Mueller’s explained his decision not to prosecute in the final phrase of this sentence:

“[W]hile the investigation identified numerous links between individuals with ties to the Russian government and individuals associated with the Trump Campaign, the evidence was not sufficient to support criminal charges.” (emphasis supplied)

That wasn’t a proclamation of innocence. It was Mueller’s prosecutorial judgment that there was not enough admissible evidence to prove guilt “beyond a reasonable doubt” at trial. Justice Department guidelines required him to apply that standard.

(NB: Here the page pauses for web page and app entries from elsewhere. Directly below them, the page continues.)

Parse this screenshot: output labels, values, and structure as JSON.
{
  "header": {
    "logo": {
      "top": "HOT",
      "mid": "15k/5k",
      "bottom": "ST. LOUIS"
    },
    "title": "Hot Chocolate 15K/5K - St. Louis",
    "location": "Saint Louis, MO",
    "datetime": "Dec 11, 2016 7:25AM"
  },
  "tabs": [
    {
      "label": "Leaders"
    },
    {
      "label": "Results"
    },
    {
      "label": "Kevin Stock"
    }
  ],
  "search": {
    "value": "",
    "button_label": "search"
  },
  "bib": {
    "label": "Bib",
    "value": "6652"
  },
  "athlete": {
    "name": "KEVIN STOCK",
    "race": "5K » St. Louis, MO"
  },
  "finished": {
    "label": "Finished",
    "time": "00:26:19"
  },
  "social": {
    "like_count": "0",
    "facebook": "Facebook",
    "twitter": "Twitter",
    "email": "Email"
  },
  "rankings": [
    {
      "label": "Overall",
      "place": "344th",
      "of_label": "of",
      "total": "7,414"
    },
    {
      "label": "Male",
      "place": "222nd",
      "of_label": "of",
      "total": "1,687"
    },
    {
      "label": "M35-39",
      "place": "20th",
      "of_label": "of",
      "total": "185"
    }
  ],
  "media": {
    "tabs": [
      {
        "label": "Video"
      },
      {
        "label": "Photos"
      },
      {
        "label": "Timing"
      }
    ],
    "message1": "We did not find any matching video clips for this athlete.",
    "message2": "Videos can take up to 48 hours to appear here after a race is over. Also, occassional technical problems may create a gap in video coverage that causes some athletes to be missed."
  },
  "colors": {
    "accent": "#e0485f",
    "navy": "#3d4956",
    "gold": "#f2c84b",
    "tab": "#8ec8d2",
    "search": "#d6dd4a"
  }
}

But it also didn’t mean that the evidence was insufficient to remove a president who was unfit for office because, for example, his campaign, “expected it would benefit electorally from information stolen and released through Russian efforts” — which Mueller said he couldprove:

“Although the investigation establishedthat the Russian government perceived it would benefit from a Trump presidency and worked to secure that outcome, and that the Campaign expected it would benefit electorally from information stolen and released through Russian efforts, the investigation did not establish that members of the Trump Campaign conspired or coordinated with the Russian government in its election interference activities.” (emphasis supplied)

Conspiracy v. Collusion

During his Apr. 18 press conference, Attorney General William Barr said repeatedly that Mueller had confirmed Trump’s “No Collusion” mantra. The truth is that Mueller expressly excluded collusion from his analysis:

“In evaluating whether evidence about collective action of multiple individuals constituted a crime, we applied the framework of conspiracy law, not the concept of collusion.”

Mueller added that collusive behavior doesn’t necessarily satisfy the legal prerequisites for a criminal conspiracy, which “requires more than the two parties taking actions that were informed by or responsive to the other’s actions or interests.” Declining to prosecute collusive behavior doesn’t equal a finding of “No Collusion.”

Spinning The “No Collusion” Bridge Too Far

At first, Trump liked Barr’s spin. But then Mueller’s actual report caught up with both of them. The truth won’t stop Trump from repeating the “No Collusion” lie. But his tweets now reveal that even he doesn’t believe it:

Trump’s last tweet is right in one respect: Regardless of the descriptive term, what Russia and the Trump campaign did during the 2016 election should never happen again.